[Opening Records provided section]

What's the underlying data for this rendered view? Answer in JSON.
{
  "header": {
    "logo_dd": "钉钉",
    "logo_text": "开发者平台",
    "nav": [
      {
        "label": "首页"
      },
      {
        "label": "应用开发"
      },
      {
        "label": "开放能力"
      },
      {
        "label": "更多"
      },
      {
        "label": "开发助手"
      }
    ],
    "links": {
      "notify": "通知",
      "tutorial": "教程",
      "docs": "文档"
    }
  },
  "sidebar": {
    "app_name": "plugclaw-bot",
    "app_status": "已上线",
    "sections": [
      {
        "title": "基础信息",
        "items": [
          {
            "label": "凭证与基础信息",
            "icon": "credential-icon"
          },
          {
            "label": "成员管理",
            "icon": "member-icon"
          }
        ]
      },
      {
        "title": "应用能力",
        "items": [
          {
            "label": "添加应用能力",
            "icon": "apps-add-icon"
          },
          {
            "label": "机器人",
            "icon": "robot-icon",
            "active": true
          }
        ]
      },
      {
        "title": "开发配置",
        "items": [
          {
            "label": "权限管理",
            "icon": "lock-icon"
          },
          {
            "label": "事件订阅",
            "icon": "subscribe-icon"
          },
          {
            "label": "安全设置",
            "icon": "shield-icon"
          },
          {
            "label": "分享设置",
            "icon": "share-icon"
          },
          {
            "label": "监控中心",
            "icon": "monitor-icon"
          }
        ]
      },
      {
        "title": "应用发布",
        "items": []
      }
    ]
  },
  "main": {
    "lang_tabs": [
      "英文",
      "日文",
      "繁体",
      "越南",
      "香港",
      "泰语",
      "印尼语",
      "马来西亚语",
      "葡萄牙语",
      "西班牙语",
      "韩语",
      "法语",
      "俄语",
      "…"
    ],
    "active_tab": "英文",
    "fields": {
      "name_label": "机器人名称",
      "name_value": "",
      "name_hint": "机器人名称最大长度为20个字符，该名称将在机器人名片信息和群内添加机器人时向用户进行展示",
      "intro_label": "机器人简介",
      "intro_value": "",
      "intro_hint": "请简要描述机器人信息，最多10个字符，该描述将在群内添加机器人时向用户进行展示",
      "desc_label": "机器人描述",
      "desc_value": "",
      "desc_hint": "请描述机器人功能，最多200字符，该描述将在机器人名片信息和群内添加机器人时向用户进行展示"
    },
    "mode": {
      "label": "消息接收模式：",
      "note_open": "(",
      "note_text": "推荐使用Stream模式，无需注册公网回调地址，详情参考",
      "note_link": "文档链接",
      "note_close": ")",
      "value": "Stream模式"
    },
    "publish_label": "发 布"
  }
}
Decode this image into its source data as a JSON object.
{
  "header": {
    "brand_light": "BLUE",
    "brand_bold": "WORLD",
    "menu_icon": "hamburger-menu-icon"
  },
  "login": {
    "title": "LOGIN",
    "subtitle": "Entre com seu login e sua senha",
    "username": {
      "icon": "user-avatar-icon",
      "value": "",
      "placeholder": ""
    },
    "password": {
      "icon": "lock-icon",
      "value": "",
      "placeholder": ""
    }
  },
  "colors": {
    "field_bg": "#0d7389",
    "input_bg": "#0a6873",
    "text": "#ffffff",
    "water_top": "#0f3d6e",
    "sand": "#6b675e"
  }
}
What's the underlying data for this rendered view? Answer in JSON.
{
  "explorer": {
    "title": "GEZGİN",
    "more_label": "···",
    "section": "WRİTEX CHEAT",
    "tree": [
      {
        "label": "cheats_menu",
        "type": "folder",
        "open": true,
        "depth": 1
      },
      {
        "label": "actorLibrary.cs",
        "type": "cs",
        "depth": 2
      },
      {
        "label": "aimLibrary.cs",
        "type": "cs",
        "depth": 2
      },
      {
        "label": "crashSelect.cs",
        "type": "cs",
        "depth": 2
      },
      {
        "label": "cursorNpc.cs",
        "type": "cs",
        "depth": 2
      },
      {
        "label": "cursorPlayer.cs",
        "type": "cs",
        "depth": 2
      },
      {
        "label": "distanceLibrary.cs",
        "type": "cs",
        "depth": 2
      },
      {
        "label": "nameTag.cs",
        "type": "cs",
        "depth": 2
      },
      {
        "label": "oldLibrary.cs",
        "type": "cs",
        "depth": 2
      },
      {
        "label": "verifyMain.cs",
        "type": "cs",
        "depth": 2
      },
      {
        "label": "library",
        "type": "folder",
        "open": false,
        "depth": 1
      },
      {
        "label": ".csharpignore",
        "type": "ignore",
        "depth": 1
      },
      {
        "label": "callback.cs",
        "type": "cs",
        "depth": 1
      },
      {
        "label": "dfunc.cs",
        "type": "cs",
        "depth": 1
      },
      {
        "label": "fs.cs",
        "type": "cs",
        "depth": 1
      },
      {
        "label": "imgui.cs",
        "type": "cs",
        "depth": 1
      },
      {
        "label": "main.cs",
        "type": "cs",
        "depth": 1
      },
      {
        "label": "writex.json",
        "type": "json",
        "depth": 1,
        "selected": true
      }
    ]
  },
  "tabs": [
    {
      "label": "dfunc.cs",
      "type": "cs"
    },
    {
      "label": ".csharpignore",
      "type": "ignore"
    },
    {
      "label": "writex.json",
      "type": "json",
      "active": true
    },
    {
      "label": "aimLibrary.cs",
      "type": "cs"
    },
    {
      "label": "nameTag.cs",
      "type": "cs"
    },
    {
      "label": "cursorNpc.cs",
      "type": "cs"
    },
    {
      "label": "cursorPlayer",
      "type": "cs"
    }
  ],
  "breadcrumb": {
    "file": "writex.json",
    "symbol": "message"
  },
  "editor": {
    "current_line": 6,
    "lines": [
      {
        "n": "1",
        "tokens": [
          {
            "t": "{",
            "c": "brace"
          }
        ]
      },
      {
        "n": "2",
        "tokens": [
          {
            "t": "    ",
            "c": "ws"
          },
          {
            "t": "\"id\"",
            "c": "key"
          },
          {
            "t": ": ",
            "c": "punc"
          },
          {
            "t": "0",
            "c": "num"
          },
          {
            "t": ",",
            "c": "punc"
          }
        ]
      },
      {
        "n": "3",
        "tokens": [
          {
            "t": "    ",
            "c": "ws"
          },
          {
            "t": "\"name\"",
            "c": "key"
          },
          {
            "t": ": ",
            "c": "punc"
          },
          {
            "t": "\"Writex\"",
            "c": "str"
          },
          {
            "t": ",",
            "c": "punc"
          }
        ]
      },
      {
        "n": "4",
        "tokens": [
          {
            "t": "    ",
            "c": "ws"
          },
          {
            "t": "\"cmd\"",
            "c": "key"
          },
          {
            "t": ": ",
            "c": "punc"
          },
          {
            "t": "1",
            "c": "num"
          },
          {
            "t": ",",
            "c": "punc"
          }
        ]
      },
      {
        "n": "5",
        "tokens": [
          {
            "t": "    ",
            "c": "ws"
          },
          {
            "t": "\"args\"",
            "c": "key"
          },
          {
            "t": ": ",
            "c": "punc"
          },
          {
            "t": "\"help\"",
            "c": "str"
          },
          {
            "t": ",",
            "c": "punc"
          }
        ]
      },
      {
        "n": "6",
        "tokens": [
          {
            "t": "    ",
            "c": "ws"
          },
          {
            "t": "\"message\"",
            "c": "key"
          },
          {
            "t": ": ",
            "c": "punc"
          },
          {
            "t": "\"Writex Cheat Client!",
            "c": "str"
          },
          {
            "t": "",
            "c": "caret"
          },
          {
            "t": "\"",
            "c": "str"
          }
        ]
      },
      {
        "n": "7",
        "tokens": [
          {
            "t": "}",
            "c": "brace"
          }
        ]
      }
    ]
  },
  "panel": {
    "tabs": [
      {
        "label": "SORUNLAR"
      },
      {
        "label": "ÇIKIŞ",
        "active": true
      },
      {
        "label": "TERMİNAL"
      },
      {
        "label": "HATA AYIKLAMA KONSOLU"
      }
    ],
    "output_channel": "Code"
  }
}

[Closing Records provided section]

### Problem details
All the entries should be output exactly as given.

### Task result
What's the underlying data for this rendered view? Answer in JSON.
{
  "header": {
    "logo_dd": "钉钉",
    "logo_text": "开发者平台",
    "nav": [
      {
        "label": "首页"
      },
      {
        "label": "应用开发"
      },
      {
        "label": "开放能力"
      },
      {
        "label": "更多"
      },
      {
        "label": "开发助手"
      }
    ],
    "links": {
      "notify": "通知",
      "tutorial": "教程",
      "docs": "文档"
    }
  },
  "sidebar": {
    "app_name": "plugclaw-bot",
    "app_status": "已上线",
    "sections": [
      {
        "title": "基础信息",
        "items": [
          {
            "label": "凭证与基础信息",
            "icon": "credential-icon"
          },
          {
            "label": "成员管理",
            "icon": "member-icon"
          }
        ]
      },
      {
        "title": "应用能力",
        "items": [
          {
            "label": "添加应用能力",
            "icon": "apps-add-icon"
          },
          {
            "label": "机器人",
            "icon": "robot-icon",
            "active": true
          }
        ]
      },
      {
        "title": "开发配置",
        "items": [
          {
            "label": "权限管理",
            "icon": "lock-icon"
          },
          {
            "label": "事件订阅",
            "icon": "subscribe-icon"
          },
          {
            "label": "安全设置",
            "icon": "shield-icon"
          },
          {
            "label": "分享设置",
            "icon": "share-icon"
          },
          {
            "label": "监控中心",
            "icon": "monitor-icon"
          }
        ]
      },
      {
        "title": "应用发布",
        "items": []
      }
    ]
  },
  "main": {
    "lang_tabs": [
      "英文",
      "日文",
      "繁体",
      "越南",
      "香港",
      "泰语",
      "印尼语",
      "马来西亚语",
      "葡萄牙语",
      "西班牙语",
      "韩语",
      "法语",
      "俄语",
      "…"
    ],
    "active_tab": "英文",
    "fields": {
      "name_label": "机器人名称",
      "name_value": "",
      "name_hint": "机器人名称最大长度为20个字符，该名称将在机器人名片信息和群内添加机器人时向用户进行展示",
      "intro_label": "机器人简介",
      "intro_value": "",
      "intro_hint": "请简要描述机器人信息，最多10个字符，该描述将在群内添加机器人时向用户进行展示",
      "desc_label": "机器人描述",
      "desc_value": "",
      "desc_hint": "请描述机器人功能，最多200字符，该描述将在机器人名片信息和群内添加机器人时向用户进行展示"
    },
    "mode": {
      "label": "消息接收模式：",
      "note_open": "(",
      "note_text": "推荐使用Stream模式，无需注册公网回调地址，详情参考",
      "note_link": "文档链接",
      "note_close": ")",
      "value": "Stream模式"
    },
    "publish_label": "发 布"
  }
}
Decode this image into its source data as a JSON object.
{
  "header": {
    "brand_light": "BLUE",
    "brand_bold": "WORLD",
    "menu_icon": "hamburger-menu-icon"
  },
  "login": {
    "title": "LOGIN",
    "subtitle": "Entre com seu login e sua senha",
    "username": {
      "icon": "user-avatar-icon",
      "value": "",
      "placeholder": ""
    },
    "password": {
      "icon": "lock-icon",
      "value": "",
      "placeholder": ""
    }
  },
  "colors": {
    "field_bg": "#0d7389",
    "input_bg": "#0a6873",
    "text": "#ffffff",
    "water_top": "#0f3d6e",
    "sand": "#6b675e"
  }
}
What's the underlying data for this rendered view? Answer in JSON.
{
  "explorer": {
    "title": "GEZGİN",
    "more_label": "···",
    "section": "WRİTEX CHEAT",
    "tree": [
      {
        "label": "cheats_menu",
        "type": "folder",
        "open": true,
        "depth": 1
      },
      {
        "label": "actorLibrary.cs",
        "type": "cs",
        "depth": 2
      },
      {
        "label": "aimLibrary.cs",
        "type": "cs",
        "depth": 2
      },
      {
        "label": "crashSelect.cs",
        "type": "cs",
        "depth": 2
      },
      {
        "label": "cursorNpc.cs",
        "type": "cs",
        "depth": 2
      },
      {
        "label": "cursorPlayer.cs",
        "type": "cs",
        "depth": 2
      },
      {
        "label": "distanceLibrary.cs",
        "type": "cs",
        "depth": 2
      },
      {
        "label": "nameTag.cs",
        "type": "cs",
        "depth": 2
      },
      {
        "label": "oldLibrary.cs",
        "type": "cs",
        "depth": 2
      },
      {
        "label": "verifyMain.cs",
        "type": "cs",
        "depth": 2
      },
      {
        "label": "library",
        "type": "folder",
        "open": false,
        "depth": 1
      },
      {
        "label": ".csharpignore",
        "type": "ignore",
        "depth": 1
      },
      {
        "label": "callback.cs",
        "type": "cs",
        "depth": 1
      },
      {
        "label": "dfunc.cs",
        "type": "cs",
        "depth": 1
      },
      {
        "label": "fs.cs",
        "type": "cs",
        "depth": 1
      },
      {
        "label": "imgui.cs",
        "type": "cs",
        "depth": 1
      },
      {
        "label": "main.cs",
        "type": "cs",
        "depth": 1
      },
      {
        "label": "writex.json",
        "type": "json",
        "depth": 1,
        "selected": true
      }
    ]
  },
  "tabs": [
    {
      "label": "dfunc.cs",
      "type": "cs"
    },
    {
      "label": ".csharpignore",
      "type": "ignore"
    },
    {
      "label": "writex.json",
      "type": "json",
      "active": true
    },
    {
      "label": "aimLibrary.cs",
      "type": "cs"
    },
    {
      "label": "nameTag.cs",
      "type": "cs"
    },
    {
      "label": "cursorNpc.cs",
      "type": "cs"
    },
    {
      "label": "cursorPlayer",
      "type": "cs"
    }
  ],
  "breadcrumb": {
    "file": "writex.json",
    "symbol": "message"
  },
  "editor": {
    "current_line": 6,
    "lines": [
      {
        "n": "1",
        "tokens": [
          {
            "t": "{",
            "c": "brace"
          }
        ]
      },
      {
        "n": "2",
        "tokens": [
          {
            "t": "    ",
            "c": "ws"
          },
          {
            "t": "\"id\"",
            "c": "key"
          },
          {
            "t": ": ",
            "c": "punc"
          },
          {
            "t": "0",
            "c": "num"
          },
          {
            "t": ",",
            "c": "punc"
          }
        ]
      },
      {
        "n": "3",
        "tokens": [
          {
            "t": "    ",
            "c": "ws"
          },
          {
            "t": "\"name\"",
            "c": "key"
          },
          {
            "t": ": ",
            "c": "punc"
          },
          {
            "t": "\"Writex\"",
            "c": "str"
          },
          {
            "t": ",",
            "c": "punc"
          }
        ]
      },
      {
        "n": "4",
        "tokens": [
          {
            "t": "    ",
            "c": "ws"
          },
          {
            "t": "\"cmd\"",
            "c": "key"
          },
          {
            "t": ": ",
            "c": "punc"
          },
          {
            "t": "1",
            "c": "num"
          },
          {
            "t": ",",
            "c": "punc"
          }
        ]
      },
      {
        "n": "5",
        "tokens": [
          {
            "t": "    ",
            "c": "ws"
          },
          {
            "t": "\"args\"",
            "c": "key"
          },
          {
            "t": ": ",
            "c": "punc"
          },
          {
            "t": "\"help\"",
            "c": "str"
          },
          {
            "t": ",",
            "c": "punc"
          }
        ]
      },
      {
        "n": "6",
        "tokens": [
          {
            "t": "    ",
            "c": "ws"
          },
          {
            "t": "\"message\"",
            "c": "key"
          },
          {
            "t": ": ",
            "c": "punc"
          },
          {
            "t": "\"Writex Cheat Client!",
            "c": "str"
          },
          {
            "t": "",
            "c": "caret"
          },
          {
            "t": "\"",
            "c": "str"
          }
        ]
      },
      {
        "n": "7",
        "tokens": [
          {
            "t": "}",
            "c": "brace"
          }
        ]
      }
    ]
  },
  "panel": {
    "tabs": [
      {
        "label": "SORUNLAR"
      },
      {
        "label": "ÇIKIŞ",
        "active": true
      },
      {
        "label": "TERMİNAL"
      },
      {
        "label": "HATA AYIKLAMA KONSOLU"
      }
    ],
    "output_channel": "Code"
  }
}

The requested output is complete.